▶ [TASK DESCRIPTION]
Which of the lines below holds the string "folder"? Copy every line that does.

=-=-=

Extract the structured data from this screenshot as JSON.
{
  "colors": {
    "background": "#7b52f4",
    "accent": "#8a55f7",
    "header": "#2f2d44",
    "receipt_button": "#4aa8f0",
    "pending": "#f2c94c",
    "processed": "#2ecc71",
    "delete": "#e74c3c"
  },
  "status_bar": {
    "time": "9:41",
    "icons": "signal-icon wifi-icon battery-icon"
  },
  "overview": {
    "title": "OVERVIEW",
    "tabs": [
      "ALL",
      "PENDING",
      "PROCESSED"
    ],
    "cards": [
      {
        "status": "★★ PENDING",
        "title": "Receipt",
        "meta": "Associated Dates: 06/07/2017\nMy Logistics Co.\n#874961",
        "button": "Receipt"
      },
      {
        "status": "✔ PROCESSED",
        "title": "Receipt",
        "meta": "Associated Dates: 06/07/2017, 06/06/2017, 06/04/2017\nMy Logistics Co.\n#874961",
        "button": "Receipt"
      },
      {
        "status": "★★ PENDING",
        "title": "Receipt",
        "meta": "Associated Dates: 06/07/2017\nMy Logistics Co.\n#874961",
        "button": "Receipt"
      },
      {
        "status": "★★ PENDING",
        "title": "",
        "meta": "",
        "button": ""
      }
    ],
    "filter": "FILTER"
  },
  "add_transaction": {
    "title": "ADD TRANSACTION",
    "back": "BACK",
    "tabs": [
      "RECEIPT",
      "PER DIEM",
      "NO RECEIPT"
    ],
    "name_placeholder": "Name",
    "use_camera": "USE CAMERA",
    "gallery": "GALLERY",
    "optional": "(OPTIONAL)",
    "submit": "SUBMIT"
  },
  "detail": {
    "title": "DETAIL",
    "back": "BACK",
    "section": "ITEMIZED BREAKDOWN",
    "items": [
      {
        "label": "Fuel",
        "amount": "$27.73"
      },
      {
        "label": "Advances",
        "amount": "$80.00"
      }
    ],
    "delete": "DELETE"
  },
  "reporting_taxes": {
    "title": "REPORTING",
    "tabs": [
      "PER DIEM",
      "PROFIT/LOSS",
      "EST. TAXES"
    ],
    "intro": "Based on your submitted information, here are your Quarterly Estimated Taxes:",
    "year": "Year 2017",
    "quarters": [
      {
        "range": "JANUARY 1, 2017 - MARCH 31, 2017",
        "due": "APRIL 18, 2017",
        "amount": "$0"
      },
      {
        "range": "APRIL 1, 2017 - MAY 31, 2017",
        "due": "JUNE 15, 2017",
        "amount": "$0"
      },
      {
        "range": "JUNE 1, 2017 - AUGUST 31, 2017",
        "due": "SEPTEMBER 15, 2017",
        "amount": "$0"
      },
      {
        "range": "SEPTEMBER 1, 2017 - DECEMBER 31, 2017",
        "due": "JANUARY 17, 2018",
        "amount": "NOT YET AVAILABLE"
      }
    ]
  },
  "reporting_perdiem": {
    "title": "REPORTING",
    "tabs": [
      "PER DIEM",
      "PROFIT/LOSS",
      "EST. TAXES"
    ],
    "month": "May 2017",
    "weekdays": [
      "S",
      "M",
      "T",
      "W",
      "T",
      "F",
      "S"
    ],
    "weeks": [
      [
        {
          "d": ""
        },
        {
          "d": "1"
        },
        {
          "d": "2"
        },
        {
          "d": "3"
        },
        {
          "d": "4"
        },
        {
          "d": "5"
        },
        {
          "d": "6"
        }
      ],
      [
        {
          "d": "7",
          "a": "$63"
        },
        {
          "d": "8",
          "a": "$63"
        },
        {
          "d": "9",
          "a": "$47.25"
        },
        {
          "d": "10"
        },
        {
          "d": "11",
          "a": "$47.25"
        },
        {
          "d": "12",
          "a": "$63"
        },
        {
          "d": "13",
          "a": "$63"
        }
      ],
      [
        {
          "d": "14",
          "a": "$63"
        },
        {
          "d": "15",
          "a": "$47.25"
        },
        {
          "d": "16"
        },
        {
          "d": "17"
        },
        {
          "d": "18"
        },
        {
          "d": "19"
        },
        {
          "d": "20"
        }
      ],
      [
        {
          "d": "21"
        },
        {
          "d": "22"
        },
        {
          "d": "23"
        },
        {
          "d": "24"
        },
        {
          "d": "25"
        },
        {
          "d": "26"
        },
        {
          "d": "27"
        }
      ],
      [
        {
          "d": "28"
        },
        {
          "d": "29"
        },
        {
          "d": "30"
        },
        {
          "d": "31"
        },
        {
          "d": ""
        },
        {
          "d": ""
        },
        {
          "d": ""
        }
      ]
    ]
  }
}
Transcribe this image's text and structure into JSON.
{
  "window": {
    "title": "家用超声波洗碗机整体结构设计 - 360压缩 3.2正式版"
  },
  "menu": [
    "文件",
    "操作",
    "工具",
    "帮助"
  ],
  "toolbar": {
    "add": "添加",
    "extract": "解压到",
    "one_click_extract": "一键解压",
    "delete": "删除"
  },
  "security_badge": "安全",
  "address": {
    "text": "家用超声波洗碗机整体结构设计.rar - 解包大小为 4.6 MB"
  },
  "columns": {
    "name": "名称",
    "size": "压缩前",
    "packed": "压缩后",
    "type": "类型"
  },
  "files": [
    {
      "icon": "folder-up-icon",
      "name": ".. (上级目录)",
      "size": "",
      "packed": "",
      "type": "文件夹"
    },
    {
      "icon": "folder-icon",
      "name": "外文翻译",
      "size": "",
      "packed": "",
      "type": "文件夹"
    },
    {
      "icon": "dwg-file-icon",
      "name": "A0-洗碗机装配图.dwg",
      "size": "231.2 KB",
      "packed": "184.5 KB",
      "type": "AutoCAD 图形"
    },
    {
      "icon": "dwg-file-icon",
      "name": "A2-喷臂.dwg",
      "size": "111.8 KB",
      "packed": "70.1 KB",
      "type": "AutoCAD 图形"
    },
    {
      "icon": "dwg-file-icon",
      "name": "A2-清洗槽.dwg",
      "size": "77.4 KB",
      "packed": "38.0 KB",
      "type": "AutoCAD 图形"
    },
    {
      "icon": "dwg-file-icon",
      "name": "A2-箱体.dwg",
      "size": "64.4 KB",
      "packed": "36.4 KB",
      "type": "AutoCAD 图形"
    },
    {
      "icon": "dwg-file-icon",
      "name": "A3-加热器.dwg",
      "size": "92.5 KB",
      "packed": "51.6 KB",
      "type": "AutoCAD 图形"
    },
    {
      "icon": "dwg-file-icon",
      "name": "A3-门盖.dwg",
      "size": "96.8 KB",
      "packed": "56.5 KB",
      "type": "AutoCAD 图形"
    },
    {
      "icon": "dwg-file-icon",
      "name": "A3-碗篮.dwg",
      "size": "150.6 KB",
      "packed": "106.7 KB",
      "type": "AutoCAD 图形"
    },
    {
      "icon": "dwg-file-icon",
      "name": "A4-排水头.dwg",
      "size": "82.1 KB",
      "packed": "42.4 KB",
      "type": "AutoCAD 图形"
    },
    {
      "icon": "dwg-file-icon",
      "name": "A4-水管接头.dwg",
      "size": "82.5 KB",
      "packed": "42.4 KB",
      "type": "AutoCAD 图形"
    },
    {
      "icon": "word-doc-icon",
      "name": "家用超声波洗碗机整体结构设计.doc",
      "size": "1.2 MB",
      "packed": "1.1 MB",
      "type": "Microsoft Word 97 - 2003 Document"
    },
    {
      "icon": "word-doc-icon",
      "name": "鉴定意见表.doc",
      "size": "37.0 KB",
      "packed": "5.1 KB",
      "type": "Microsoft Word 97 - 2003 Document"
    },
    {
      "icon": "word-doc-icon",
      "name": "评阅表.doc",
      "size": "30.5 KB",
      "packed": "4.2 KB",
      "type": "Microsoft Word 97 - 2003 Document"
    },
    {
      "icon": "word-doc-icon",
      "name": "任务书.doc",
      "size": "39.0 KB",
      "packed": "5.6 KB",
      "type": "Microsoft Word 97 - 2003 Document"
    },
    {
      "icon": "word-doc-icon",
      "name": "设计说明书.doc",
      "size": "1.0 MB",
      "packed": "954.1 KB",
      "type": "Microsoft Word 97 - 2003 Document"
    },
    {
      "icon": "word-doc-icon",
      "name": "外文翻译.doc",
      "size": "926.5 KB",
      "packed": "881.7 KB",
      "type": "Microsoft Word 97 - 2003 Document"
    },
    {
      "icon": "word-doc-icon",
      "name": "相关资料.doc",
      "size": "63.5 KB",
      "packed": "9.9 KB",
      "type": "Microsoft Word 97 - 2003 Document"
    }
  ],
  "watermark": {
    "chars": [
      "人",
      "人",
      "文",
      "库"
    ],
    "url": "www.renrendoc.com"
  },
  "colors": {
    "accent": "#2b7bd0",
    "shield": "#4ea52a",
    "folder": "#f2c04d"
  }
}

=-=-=

▶ [EXERCISE OUTPUT]
      "icon": "folder-up-icon",
      "icon": "folder-icon",
    "folder": "#f2c04d"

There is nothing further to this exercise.